Every entry that appears below is to be output exactly.

* * * * * * *

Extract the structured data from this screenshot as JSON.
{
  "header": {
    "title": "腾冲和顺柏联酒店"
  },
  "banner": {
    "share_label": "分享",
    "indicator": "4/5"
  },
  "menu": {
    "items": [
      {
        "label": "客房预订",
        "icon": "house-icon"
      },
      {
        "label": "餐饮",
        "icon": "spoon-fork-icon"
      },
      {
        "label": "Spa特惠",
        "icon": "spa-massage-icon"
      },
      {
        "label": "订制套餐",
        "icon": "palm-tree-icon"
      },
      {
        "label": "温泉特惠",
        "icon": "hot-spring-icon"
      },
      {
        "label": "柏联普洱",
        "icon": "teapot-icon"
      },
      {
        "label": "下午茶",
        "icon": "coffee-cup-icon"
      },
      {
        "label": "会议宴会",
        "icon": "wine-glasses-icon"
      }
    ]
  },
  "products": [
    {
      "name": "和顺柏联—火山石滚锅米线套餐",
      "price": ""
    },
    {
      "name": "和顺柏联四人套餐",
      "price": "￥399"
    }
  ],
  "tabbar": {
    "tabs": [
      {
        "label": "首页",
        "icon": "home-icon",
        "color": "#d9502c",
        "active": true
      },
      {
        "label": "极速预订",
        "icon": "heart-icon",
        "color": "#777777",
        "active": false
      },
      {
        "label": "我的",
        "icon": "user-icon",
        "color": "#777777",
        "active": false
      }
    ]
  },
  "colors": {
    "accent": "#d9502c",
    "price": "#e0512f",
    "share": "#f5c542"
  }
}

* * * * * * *

(COMPLETED TASK)
Extract the structured data from this screenshot as JSON.
{
  "header": {
    "title": "腾冲和顺柏联酒店"
  },
  "banner": {
    "share_label": "分享",
    "indicator": "4/5"
  },
  "menu": {
    "items": [
      {
        "label": "客房预订",
        "icon": "house-icon"
      },
      {
        "label": "餐饮",
        "icon": "spoon-fork-icon"
      },
      {
        "label": "Spa特惠",
        "icon": "spa-massage-icon"
      },
      {
        "label": "订制套餐",
        "icon": "palm-tree-icon"
      },
      {
        "label": "温泉特惠",
        "icon": "hot-spring-icon"
      },
      {
        "label": "柏联普洱",
        "icon": "teapot-icon"
      },
      {
        "label": "下午茶",
        "icon": "coffee-cup-icon"
      },
      {
        "label": "会议宴会",
        "icon": "wine-glasses-icon"
      }
    ]
  },
  "products": [
    {
      "name": "和顺柏联—火山石滚锅米线套餐",
      "price": ""
    },
    {
      "name": "和顺柏联四人套餐",
      "price": "￥399"
    }
  ],
  "tabbar": {
    "tabs": [
      {
        "label": "首页",
        "icon": "home-icon",
        "color": "#d9502c",
        "active": true
      },
      {
        "label": "极速预订",
        "icon": "heart-icon",
        "color": "#777777",
        "active": false
      },
      {
        "label": "我的",
        "icon": "user-icon",
        "color": "#777777",
        "active": false
      }
    ]
  },
  "colors": {
    "accent": "#d9502c",
    "price": "#e0512f",
    "share": "#f5c542"
  }
}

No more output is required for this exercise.